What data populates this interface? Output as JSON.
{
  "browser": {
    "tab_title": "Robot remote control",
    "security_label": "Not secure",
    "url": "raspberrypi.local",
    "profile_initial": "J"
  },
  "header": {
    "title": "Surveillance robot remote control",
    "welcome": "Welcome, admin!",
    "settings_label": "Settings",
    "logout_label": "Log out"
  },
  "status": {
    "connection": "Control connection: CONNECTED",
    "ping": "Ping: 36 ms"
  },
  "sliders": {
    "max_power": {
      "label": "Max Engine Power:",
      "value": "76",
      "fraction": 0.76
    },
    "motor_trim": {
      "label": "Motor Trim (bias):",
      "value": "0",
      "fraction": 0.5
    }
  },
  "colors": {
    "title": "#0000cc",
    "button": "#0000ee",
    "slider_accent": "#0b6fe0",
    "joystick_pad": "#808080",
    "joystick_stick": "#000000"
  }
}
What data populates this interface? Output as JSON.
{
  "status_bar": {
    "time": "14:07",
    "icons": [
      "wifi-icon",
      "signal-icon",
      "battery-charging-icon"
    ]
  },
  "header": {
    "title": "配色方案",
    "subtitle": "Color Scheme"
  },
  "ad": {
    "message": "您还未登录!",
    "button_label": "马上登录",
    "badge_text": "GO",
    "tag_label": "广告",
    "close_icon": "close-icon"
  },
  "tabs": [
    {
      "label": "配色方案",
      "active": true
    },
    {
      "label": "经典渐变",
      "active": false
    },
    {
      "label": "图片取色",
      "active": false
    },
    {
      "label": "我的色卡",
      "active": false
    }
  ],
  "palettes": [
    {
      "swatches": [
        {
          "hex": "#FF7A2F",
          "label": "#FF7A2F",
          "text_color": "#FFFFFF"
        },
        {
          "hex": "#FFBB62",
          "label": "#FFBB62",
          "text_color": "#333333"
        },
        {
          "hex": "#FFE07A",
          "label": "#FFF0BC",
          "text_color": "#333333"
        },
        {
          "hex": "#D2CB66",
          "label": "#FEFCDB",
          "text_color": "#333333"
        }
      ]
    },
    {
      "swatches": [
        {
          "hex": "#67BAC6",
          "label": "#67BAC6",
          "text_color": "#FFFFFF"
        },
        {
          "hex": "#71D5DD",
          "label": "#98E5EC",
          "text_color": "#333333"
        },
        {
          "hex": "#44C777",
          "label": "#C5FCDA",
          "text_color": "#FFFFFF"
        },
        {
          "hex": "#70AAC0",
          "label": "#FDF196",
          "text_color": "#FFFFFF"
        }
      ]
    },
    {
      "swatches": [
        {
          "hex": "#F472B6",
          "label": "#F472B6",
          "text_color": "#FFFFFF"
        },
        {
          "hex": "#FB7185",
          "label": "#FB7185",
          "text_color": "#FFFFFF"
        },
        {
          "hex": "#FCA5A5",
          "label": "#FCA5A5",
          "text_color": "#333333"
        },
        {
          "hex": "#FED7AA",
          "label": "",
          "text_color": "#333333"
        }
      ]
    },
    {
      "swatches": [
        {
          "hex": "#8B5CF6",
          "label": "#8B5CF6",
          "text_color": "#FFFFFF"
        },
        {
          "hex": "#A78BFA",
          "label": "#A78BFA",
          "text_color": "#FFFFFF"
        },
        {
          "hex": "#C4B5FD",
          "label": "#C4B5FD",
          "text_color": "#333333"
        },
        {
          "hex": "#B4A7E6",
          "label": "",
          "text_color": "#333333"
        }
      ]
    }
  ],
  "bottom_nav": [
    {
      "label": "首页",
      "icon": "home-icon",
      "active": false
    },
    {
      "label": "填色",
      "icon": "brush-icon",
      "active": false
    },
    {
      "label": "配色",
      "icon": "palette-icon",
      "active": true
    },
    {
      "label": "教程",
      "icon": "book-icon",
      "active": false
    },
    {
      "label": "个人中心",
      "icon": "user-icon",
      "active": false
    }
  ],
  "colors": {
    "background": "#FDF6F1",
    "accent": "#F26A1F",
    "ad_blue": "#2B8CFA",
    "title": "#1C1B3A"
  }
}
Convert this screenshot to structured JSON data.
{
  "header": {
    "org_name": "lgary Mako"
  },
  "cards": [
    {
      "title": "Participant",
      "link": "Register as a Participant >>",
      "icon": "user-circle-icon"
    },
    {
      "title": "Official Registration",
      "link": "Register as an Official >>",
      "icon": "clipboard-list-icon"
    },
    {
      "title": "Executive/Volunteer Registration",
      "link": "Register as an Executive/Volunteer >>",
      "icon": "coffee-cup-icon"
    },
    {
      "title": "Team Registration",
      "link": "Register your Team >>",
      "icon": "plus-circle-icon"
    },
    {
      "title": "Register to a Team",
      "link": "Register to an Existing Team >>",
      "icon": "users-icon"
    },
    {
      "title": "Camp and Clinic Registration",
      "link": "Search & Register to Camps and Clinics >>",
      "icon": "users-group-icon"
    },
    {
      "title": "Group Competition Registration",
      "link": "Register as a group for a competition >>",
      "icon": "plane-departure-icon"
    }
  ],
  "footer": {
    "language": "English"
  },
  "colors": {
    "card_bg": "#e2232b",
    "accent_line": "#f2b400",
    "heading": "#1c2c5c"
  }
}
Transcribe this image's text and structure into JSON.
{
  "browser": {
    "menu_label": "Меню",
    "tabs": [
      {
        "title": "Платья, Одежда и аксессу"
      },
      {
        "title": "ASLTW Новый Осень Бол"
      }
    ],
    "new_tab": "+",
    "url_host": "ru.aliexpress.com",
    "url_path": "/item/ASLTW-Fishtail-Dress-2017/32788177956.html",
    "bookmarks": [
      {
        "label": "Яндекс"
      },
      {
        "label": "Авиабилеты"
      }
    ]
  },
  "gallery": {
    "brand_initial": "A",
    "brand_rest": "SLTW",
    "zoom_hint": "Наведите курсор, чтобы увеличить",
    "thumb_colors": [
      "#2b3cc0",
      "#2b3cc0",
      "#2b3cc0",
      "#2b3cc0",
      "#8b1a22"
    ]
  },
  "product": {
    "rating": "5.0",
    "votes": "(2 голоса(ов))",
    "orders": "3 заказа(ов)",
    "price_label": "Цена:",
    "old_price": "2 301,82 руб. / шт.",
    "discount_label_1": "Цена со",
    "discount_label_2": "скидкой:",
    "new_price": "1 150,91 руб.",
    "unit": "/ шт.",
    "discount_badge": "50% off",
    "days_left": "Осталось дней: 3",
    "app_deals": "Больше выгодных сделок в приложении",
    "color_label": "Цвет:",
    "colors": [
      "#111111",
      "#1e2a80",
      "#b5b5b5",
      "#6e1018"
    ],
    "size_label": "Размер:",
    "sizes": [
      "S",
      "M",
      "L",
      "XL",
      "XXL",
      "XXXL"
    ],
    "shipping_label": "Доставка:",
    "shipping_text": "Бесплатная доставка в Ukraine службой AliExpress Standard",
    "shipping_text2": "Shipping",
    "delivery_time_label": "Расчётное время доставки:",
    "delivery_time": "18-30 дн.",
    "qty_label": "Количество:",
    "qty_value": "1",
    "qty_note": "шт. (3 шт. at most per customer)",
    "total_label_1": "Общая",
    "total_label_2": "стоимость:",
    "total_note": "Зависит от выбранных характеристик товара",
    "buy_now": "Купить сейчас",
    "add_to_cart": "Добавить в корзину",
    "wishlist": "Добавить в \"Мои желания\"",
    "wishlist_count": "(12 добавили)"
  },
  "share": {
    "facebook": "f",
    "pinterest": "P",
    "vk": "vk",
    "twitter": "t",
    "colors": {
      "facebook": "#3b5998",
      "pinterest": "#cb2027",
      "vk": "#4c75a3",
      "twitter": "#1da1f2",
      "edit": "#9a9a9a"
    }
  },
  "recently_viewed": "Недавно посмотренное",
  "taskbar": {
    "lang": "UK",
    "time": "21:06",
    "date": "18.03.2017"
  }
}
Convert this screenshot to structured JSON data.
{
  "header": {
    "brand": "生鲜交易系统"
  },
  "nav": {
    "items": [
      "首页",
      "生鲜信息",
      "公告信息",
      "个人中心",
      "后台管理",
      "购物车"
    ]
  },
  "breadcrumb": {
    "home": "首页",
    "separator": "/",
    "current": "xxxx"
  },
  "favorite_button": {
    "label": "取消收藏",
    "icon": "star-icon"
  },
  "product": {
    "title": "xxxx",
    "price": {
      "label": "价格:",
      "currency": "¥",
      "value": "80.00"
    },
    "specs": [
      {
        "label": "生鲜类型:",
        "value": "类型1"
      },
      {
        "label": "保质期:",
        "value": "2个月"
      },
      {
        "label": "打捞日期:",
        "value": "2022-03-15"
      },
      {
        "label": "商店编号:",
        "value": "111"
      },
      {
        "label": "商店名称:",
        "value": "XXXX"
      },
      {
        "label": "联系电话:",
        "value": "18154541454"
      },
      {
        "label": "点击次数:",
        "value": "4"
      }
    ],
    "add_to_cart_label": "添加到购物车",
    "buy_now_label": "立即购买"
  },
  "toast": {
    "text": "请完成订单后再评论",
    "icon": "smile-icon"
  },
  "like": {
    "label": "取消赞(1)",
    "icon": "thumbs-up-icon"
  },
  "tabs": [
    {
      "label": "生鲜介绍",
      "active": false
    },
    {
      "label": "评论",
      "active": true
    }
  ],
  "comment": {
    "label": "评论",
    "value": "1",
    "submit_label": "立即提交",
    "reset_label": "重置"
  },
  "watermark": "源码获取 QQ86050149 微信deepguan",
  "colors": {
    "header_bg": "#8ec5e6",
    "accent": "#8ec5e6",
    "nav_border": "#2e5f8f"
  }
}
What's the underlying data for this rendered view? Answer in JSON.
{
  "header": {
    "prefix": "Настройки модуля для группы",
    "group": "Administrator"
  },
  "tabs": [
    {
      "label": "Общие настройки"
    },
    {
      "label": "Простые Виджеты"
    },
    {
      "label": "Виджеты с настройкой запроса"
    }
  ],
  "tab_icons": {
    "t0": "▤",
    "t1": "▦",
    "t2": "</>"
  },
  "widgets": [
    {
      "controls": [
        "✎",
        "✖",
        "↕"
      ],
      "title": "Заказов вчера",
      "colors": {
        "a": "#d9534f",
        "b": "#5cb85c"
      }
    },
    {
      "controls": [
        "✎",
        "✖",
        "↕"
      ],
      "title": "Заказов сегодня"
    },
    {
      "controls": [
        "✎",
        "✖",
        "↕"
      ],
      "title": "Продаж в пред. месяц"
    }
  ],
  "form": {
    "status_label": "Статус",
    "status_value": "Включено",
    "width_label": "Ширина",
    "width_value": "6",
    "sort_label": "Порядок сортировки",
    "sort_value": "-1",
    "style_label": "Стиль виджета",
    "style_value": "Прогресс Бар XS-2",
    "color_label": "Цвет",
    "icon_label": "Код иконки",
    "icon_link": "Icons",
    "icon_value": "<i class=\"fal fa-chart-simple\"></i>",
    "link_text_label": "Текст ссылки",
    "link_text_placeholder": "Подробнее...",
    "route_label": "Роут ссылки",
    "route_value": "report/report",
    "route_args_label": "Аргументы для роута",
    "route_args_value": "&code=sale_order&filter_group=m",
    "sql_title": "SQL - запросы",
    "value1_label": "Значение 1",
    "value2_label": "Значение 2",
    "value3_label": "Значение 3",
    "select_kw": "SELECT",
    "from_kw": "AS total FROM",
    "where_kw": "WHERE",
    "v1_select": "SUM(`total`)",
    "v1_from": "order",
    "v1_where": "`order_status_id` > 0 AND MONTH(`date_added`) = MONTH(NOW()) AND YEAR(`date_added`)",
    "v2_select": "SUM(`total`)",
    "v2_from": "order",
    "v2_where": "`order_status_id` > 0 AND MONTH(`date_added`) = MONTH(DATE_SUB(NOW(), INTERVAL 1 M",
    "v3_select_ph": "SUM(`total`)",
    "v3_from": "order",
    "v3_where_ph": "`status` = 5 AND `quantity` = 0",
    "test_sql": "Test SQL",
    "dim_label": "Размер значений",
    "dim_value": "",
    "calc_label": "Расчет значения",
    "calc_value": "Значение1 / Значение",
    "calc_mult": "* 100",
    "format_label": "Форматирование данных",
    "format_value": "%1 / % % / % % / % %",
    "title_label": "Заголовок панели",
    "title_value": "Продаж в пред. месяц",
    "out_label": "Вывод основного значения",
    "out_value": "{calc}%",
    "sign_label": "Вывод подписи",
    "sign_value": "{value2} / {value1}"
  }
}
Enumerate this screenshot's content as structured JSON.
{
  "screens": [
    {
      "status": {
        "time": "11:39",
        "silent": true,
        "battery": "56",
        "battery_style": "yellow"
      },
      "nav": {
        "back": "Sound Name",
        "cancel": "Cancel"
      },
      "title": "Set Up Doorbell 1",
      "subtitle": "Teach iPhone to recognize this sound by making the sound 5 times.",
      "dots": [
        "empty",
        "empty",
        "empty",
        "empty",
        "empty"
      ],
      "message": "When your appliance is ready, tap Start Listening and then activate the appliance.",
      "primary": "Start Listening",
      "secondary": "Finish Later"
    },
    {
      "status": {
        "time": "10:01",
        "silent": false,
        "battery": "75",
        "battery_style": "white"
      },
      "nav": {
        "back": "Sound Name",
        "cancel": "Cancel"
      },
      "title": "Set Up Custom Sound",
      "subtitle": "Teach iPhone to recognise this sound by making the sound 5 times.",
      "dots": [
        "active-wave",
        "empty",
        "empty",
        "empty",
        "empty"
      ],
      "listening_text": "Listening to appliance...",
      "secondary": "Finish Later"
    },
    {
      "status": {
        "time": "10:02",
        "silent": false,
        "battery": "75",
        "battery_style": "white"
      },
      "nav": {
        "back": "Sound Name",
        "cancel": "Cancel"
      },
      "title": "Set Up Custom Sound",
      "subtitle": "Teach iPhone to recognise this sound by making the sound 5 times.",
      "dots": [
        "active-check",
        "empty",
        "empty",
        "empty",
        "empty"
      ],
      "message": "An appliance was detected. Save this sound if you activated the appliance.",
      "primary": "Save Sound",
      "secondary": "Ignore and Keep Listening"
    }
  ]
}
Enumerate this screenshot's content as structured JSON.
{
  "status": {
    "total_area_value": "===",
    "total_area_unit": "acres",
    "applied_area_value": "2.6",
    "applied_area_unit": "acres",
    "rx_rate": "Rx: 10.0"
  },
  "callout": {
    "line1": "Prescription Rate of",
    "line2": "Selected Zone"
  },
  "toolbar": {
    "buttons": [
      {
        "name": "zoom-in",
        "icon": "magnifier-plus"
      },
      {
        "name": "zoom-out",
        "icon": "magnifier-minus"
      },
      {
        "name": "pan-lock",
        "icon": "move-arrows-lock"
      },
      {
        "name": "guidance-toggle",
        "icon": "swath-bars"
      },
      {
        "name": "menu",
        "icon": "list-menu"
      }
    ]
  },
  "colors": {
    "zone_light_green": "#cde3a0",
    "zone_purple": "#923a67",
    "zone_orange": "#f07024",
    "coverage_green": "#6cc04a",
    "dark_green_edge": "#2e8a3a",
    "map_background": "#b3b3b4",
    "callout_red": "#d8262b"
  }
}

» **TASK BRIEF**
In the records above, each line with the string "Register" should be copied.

» **EXERCISE ANSWER**
      "link": "Register as a Participant >>",
      "link": "Register as an Official >>",
      "link": "Register as an Executive/Volunteer >>",
      "link": "Register your Team >>",
      "title": "Register to a Team",
      "link": "Register to an Existing Team >>",
      "link": "Search & Register to Camps and Clinics >>",
      "link": "Register as a group for a competition >>",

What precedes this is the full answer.